▽
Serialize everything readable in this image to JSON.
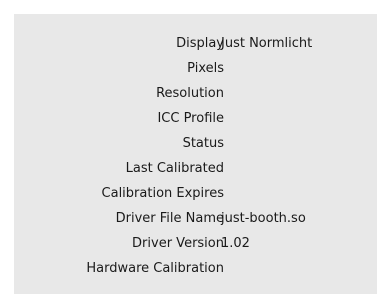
{
  "info_panel": {
    "rows": [
      {
        "label": "Display",
        "value": "Just Normlicht"
      },
      {
        "label": "Pixels",
        "value": ""
      },
      {
        "label": "Resolution",
        "value": ""
      },
      {
        "label": "ICC Profile",
        "value": ""
      },
      {
        "label": "Status",
        "value": ""
      },
      {
        "label": "Last Calibrated",
        "value": ""
      },
      {
        "label": "Calibration Expires",
        "value": ""
      },
      {
        "label": "Driver File Name",
        "value": "just-booth.so"
      },
      {
        "label": "Driver Version",
        "value": "1.02"
      },
      {
        "label": "Hardware Calibration",
        "value": ""
      }
    ]
  }
}
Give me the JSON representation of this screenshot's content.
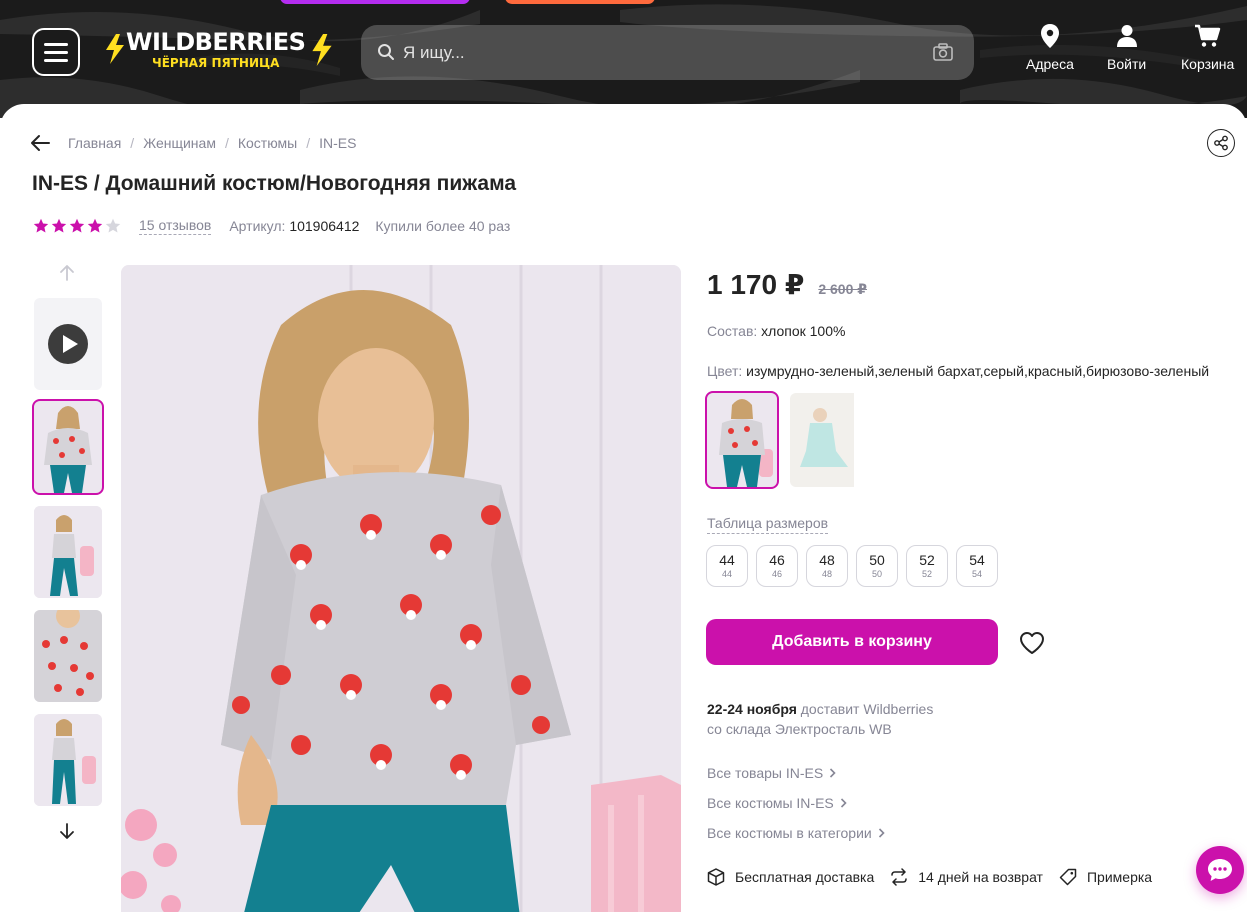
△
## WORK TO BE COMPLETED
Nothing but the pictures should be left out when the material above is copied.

## COMPLETED TASK
Serialize everything readable in this image to JSON.
{
  "info_panel": {
    "rows": [
      {
        "label": "Display",
        "value": "Just Normlicht"
      },
      {
        "label": "Pixels",
        "value": ""
      },
      {
        "label": "Resolution",
        "value": ""
      },
      {
        "label": "ICC Profile",
        "value": ""
      },
      {
        "label": "Status",
        "value": ""
      },
      {
        "label": "Last Calibrated",
        "value": ""
      },
      {
        "label": "Calibration Expires",
        "value": ""
      },
      {
        "label": "Driver File Name",
        "value": "just-booth.so"
      },
      {
        "label": "Driver Version",
        "value": "1.02"
      },
      {
        "label": "Hardware Calibration",
        "value": ""
      }
    ]
  }
}
Give me the JSON representation of this screenshot's content.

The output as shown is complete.